■ Task to carry out
Print the listing below exactly, minus its pictures.

————

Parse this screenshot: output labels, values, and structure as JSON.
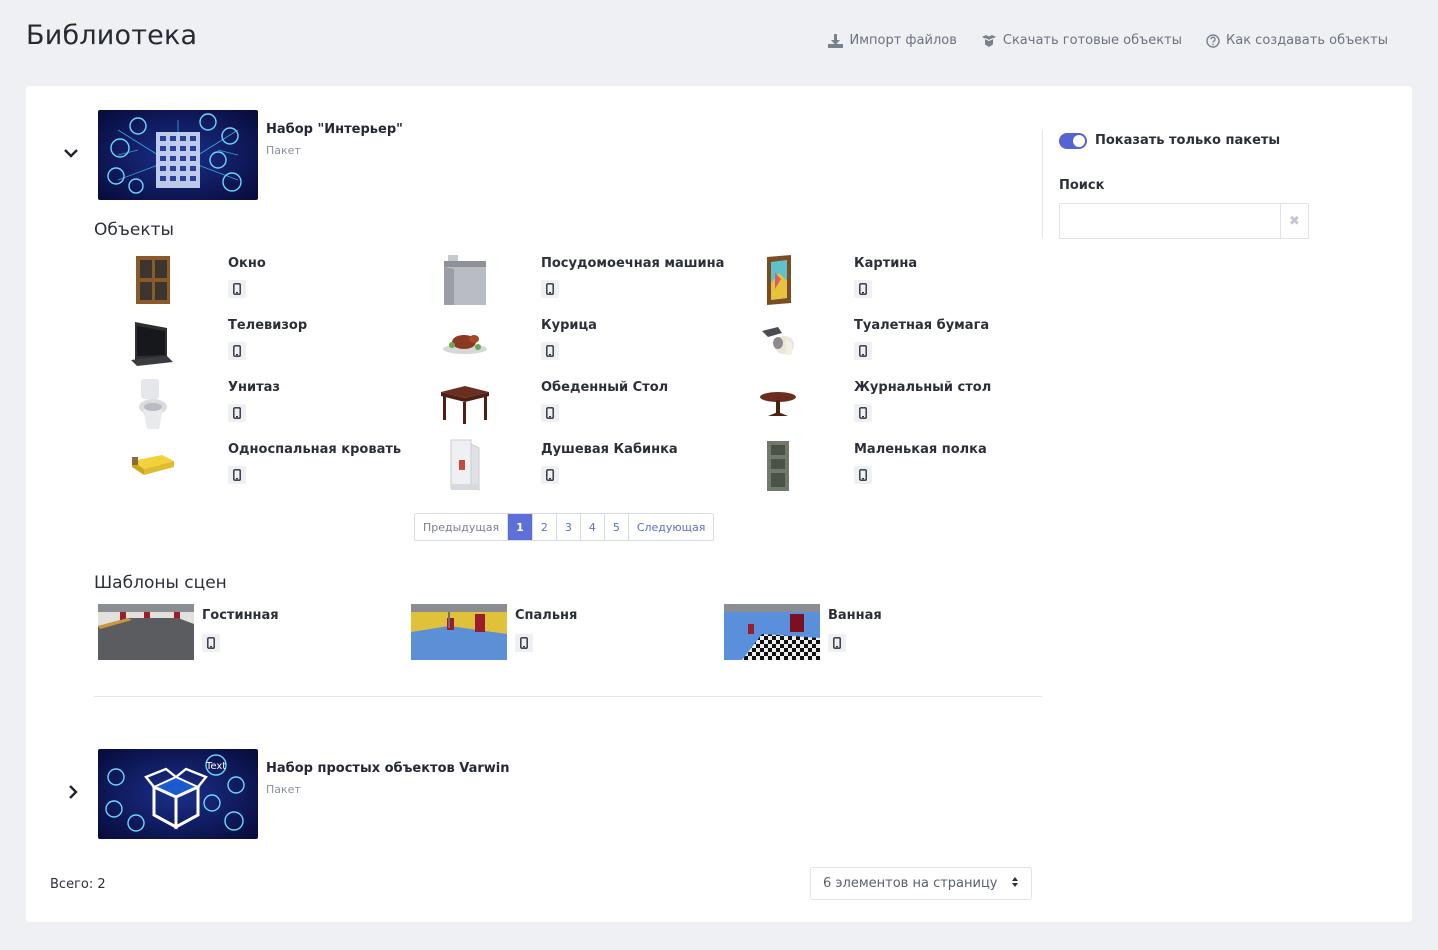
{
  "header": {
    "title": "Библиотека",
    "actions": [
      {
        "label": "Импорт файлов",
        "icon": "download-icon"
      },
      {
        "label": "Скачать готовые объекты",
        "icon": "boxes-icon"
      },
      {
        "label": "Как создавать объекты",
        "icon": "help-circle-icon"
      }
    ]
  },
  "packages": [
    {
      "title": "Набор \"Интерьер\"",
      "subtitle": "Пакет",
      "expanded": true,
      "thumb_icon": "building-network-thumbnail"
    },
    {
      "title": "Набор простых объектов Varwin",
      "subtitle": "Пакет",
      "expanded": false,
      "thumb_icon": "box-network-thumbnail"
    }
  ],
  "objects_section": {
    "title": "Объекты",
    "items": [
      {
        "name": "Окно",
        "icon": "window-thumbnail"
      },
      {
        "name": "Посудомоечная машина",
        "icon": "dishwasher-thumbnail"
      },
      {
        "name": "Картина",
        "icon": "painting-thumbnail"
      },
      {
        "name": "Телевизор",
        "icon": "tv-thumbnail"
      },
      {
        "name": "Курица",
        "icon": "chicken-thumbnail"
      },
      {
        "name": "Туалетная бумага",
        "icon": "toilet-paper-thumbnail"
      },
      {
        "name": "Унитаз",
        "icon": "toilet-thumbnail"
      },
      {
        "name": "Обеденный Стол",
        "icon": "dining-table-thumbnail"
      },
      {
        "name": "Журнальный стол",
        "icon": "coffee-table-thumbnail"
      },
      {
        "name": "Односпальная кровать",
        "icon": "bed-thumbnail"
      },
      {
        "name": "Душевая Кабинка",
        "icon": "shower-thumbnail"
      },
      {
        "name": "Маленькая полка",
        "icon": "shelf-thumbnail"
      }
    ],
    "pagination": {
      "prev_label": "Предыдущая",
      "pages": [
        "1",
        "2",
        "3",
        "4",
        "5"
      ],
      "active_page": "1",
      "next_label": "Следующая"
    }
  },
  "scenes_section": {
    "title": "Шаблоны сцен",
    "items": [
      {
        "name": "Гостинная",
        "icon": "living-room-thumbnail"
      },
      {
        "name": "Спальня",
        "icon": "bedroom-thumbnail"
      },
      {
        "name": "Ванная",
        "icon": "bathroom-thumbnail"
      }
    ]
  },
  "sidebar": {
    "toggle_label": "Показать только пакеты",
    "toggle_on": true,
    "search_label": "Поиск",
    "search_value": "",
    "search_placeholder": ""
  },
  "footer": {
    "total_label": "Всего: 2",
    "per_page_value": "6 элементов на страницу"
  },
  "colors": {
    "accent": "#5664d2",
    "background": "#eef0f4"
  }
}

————

■ Written answer
Parse this screenshot: output labels, values, and structure as JSON.
{
  "header": {
    "title": "Библиотека",
    "actions": [
      {
        "label": "Импорт файлов",
        "icon": "download-icon"
      },
      {
        "label": "Скачать готовые объекты",
        "icon": "boxes-icon"
      },
      {
        "label": "Как создавать объекты",
        "icon": "help-circle-icon"
      }
    ]
  },
  "packages": [
    {
      "title": "Набор \"Интерьер\"",
      "subtitle": "Пакет",
      "expanded": true,
      "thumb_icon": "building-network-thumbnail"
    },
    {
      "title": "Набор простых объектов Varwin",
      "subtitle": "Пакет",
      "expanded": false,
      "thumb_icon": "box-network-thumbnail"
    }
  ],
  "objects_section": {
    "title": "Объекты",
    "items": [
      {
        "name": "Окно",
        "icon": "window-thumbnail"
      },
      {
        "name": "Посудомоечная машина",
        "icon": "dishwasher-thumbnail"
      },
      {
        "name": "Картина",
        "icon": "painting-thumbnail"
      },
      {
        "name": "Телевизор",
        "icon": "tv-thumbnail"
      },
      {
        "name": "Курица",
        "icon": "chicken-thumbnail"
      },
      {
        "name": "Туалетная бумага",
        "icon": "toilet-paper-thumbnail"
      },
      {
        "name": "Унитаз",
        "icon": "toilet-thumbnail"
      },
      {
        "name": "Обеденный Стол",
        "icon": "dining-table-thumbnail"
      },
      {
        "name": "Журнальный стол",
        "icon": "coffee-table-thumbnail"
      },
      {
        "name": "Односпальная кровать",
        "icon": "bed-thumbnail"
      },
      {
        "name": "Душевая Кабинка",
        "icon": "shower-thumbnail"
      },
      {
        "name": "Маленькая полка",
        "icon": "shelf-thumbnail"
      }
    ],
    "pagination": {
      "prev_label": "Предыдущая",
      "pages": [
        "1",
        "2",
        "3",
        "4",
        "5"
      ],
      "active_page": "1",
      "next_label": "Следующая"
    }
  },
  "scenes_section": {
    "title": "Шаблоны сцен",
    "items": [
      {
        "name": "Гостинная",
        "icon": "living-room-thumbnail"
      },
      {
        "name": "Спальня",
        "icon": "bedroom-thumbnail"
      },
      {
        "name": "Ванная",
        "icon": "bathroom-thumbnail"
      }
    ]
  },
  "sidebar": {
    "toggle_label": "Показать только пакеты",
    "toggle_on": true,
    "search_label": "Поиск",
    "search_value": "",
    "search_placeholder": ""
  },
  "footer": {
    "total_label": "Всего: 2",
    "per_page_value": "6 элементов на страницу"
  },
  "colors": {
    "accent": "#5664d2",
    "background": "#eef0f4"
  }
}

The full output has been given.